_What needs to be done_.
Match on the string "heading" in the entries below and return every matching line.

(Extracted information begins)

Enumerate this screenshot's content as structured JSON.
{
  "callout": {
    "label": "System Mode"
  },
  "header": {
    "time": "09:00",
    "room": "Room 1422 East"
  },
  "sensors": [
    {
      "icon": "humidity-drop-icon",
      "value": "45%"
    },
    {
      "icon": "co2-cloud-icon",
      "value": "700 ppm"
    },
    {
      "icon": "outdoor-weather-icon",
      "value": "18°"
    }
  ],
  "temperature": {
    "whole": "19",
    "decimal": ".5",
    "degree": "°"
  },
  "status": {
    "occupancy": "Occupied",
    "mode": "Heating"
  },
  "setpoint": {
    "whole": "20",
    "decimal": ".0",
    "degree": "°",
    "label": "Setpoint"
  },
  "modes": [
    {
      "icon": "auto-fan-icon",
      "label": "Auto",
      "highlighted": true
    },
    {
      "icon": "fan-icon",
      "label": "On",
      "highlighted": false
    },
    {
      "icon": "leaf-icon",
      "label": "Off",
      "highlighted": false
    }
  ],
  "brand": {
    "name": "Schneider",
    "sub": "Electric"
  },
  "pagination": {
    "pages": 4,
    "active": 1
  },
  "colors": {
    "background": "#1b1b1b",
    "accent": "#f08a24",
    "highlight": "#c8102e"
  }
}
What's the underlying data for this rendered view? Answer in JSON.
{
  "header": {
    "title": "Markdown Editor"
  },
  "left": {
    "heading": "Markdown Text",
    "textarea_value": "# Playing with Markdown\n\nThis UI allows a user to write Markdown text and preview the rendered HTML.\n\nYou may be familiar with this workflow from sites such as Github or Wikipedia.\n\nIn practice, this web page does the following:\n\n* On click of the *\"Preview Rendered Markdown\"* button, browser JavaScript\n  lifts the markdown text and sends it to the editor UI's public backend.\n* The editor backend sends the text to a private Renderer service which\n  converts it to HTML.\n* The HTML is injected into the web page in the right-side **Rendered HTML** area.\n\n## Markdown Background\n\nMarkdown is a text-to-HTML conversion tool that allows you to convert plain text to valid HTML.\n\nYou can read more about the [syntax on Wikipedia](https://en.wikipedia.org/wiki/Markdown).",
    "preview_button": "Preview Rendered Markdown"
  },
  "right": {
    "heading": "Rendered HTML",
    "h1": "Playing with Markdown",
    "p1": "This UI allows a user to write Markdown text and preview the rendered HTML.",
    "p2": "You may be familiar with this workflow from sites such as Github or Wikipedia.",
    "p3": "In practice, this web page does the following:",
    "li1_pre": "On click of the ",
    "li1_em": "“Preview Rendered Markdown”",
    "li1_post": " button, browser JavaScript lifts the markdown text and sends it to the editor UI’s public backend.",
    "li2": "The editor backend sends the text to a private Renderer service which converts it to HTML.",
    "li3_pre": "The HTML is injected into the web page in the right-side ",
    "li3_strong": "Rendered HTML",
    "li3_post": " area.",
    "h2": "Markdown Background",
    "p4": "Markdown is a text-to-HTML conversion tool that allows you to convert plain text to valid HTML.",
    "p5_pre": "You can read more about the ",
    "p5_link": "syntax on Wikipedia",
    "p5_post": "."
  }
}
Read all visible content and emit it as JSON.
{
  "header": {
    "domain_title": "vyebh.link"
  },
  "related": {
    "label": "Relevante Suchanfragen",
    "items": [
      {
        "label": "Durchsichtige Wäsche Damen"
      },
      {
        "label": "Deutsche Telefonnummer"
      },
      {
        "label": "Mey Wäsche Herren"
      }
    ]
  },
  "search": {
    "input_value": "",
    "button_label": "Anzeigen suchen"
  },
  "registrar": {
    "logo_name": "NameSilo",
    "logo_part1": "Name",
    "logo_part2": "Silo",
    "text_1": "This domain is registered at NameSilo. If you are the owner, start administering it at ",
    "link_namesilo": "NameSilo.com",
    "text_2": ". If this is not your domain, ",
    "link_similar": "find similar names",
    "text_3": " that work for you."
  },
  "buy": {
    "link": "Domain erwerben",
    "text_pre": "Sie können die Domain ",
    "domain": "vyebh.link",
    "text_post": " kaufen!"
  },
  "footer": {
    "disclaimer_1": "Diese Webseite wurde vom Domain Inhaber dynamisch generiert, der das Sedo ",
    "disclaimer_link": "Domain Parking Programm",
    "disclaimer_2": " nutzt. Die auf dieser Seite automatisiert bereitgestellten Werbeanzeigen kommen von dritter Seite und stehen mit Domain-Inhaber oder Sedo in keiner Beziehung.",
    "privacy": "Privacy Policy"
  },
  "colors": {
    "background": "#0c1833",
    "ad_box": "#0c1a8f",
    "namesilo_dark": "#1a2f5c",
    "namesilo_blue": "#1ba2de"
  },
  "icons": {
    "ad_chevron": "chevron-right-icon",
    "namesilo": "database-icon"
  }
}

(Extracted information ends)

_Solution to the problem_.
    "heading": "Markdown Text",
    "heading": "Rendered HTML",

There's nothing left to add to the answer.